File photo: CGTN
NANCHANG, Oct. 6 (Xinhua) -- Unlike most of his peers with an unquenchable thirst for urban life, Zhou Jing, a 23-year-old farmer painter, has a special affinity for the golden paddy fields of his hometown.
Zhou, who lives in a small town of Lichuan County, east China's Jiangxi Province, would drive a tractor on the bumpy country road to the fields every morning, and pack up the paddies in gunny bags with his father.
With a paintbrush in hand and a paintbox on his desk, he was busy coloring a nearly finished oil painting of a bumper autumn harvest in the glow of several groggy light bulbs.
Painting in his small studio fills a pleasant hour after a day's farm work for the young farmer who has studied painting for seven years. The scratch of paintbrushes is euphonic to his ear.
Although he chose farm work over further study or migrant work after graduating from middle school in 2012, Zhou later signed up to learn to paint at a local industrial park specialized in oil painting.
"I was hesitant, but I knew I should make a living by myself as soon as possible," he said.
Yet his early paintings were no more than simple compositions of colored blocks, since the young man was not professionally trained.

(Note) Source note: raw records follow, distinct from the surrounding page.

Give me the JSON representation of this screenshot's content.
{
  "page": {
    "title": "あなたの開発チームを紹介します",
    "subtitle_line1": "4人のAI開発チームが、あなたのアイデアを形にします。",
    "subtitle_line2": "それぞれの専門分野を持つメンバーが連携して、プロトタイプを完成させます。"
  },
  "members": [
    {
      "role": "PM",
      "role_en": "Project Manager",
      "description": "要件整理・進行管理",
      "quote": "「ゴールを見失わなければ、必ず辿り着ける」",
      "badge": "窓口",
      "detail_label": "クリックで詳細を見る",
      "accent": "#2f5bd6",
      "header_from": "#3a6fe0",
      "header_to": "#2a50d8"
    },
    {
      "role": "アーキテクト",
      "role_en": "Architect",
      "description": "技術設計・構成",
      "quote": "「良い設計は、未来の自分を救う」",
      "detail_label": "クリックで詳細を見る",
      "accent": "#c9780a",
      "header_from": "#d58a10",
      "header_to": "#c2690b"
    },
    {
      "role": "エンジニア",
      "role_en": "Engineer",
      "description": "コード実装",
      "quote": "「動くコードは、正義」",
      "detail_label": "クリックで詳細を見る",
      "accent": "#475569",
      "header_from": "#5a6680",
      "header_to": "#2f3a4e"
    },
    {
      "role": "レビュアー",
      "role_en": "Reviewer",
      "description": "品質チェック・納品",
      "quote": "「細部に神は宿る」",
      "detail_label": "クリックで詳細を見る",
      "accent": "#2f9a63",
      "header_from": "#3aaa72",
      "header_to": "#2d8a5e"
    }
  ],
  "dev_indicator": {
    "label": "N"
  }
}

Zhou worked hard and continued to draw long after his classes had ended.
Years of practice did indeed make perfect. Zhou gradually developed his own painting style, as well as the unity of colors. He was finally recognized and started his new career as a registered painter at the industrial park in April.

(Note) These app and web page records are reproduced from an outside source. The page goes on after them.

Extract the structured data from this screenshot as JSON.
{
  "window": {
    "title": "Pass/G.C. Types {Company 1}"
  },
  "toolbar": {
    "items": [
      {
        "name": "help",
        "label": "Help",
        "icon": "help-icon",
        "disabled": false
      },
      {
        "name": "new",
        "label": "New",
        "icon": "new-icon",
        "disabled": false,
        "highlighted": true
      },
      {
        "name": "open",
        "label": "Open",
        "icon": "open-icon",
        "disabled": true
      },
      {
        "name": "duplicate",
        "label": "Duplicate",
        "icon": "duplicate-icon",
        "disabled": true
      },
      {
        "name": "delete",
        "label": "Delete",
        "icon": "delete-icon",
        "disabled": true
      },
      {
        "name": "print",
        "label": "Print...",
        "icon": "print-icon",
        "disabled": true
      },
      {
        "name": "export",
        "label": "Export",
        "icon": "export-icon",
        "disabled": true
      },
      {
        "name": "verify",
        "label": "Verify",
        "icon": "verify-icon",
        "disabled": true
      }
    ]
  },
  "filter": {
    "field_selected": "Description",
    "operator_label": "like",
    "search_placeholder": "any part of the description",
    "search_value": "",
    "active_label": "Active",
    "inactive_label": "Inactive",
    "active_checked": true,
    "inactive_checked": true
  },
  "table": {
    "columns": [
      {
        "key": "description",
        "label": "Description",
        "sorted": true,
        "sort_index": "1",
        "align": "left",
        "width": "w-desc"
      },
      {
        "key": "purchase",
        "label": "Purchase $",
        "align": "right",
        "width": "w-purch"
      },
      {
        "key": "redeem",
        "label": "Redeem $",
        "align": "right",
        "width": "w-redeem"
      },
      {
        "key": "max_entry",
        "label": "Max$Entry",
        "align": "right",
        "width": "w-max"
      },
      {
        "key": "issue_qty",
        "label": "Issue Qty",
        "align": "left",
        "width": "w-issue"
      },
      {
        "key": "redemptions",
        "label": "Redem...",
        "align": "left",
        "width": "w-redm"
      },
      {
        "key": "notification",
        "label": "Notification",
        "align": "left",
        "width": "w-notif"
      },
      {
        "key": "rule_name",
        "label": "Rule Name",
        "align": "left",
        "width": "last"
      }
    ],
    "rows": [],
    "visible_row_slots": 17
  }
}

Life in the countryside is improving as unremitting efforts have been made by the Chinese government to increase support for agriculture, rural areas and farmers. In Lichuan, with a population of less than 300,000, oil wall paintings by the farmers can be found everywhere.
Lichuan was selected as the "Hometown of Chinese Folk Culture and Art" for its oil painting industry in January, with the industrial park's annual output reaching 300 million yuan (about 41.9 million U.S. dollars). More than 1,000 farmer artists have been trained, increasing their annual income by over 10,000 yuan.

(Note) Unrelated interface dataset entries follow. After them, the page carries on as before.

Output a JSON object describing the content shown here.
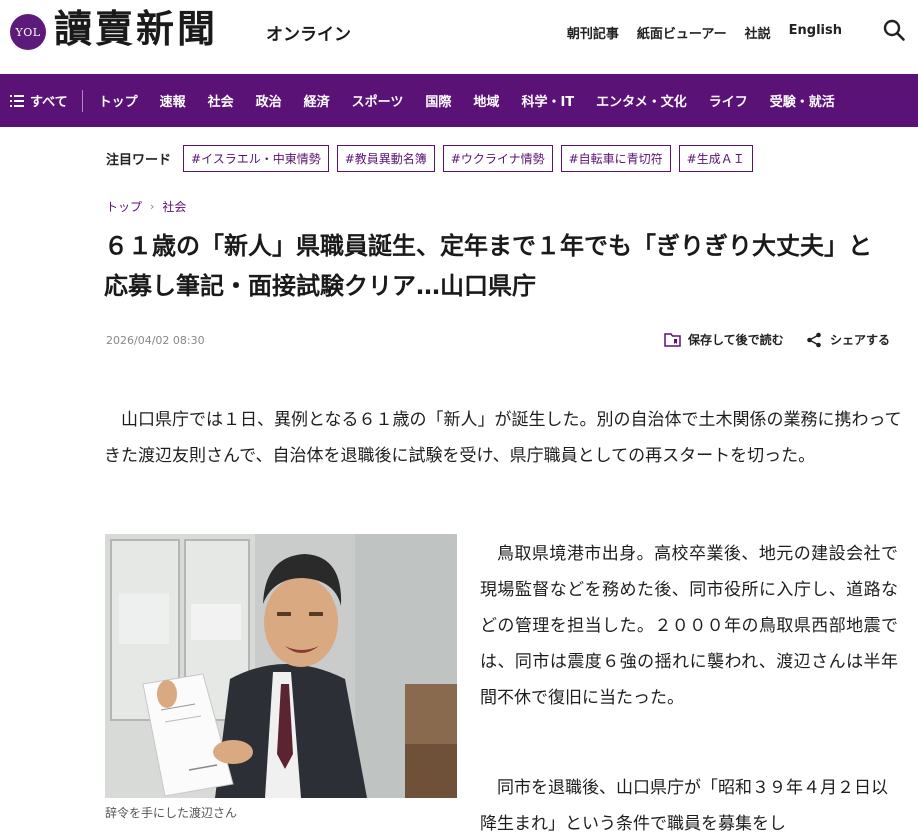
{
  "header": {
    "logo_badge": "YOL",
    "logo": "讀賣新聞",
    "logo_sub": "オンライン",
    "links": [
      "朝刊記事",
      "紙面ビューアー",
      "社説",
      "English"
    ]
  },
  "nav": {
    "all_label": "すべて",
    "items": [
      "トップ",
      "速報",
      "社会",
      "政治",
      "経済",
      "スポーツ",
      "国際",
      "地域",
      "科学・IT",
      "エンタメ・文化",
      "ライフ",
      "受験・就活"
    ]
  },
  "trending": {
    "label": "注目ワード",
    "tags": [
      "#イスラエル・中東情勢",
      "#教員異動名簿",
      "#ウクライナ情勢",
      "#自転車に青切符",
      "#生成ＡＩ"
    ]
  },
  "breadcrumb": [
    "トップ",
    "社会"
  ],
  "article": {
    "title": "６１歳の「新人」県職員誕生、定年まで１年でも「ぎりぎり大丈夫」と応募し筆記・面接試験クリア…山口県庁",
    "date": "2026/04/02 08:30",
    "save_label": "保存して後で読む",
    "share_label": "シェアする",
    "lead": "山口県庁では１日、異例となる６１歳の「新人」が誕生した。別の自治体で土木関係の業務に携わってきた渡辺友則さんで、自治体を退職後に試験を受け、県庁職員としての再スタートを切った。",
    "caption": "辞令を手にした渡辺さん",
    "para2": "鳥取県境港市出身。高校卒業後、地元の建設会社で現場監督などを務めた後、同市役所に入庁し、道路などの管理を担当した。２０００年の鳥取県西部地震では、同市は震度６強の揺れに襲われ、渡辺さんは半年間不休で復旧に当たった。",
    "para3": "同市を退職後、山口県庁が「昭和３９年４月２日以降生まれ」という条件で職員を募集をし"
  },
  "colors": {
    "brand_purple": "#5a1277",
    "text": "#1e1e1e",
    "muted": "#888888"
  }
}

"When I was little I used to envy those who ate chicken drumsticks, food that for me existed only on my drawing paper," Zhou said. "I had long dreamed of being able to live such a life, and now those dreams have become a reality."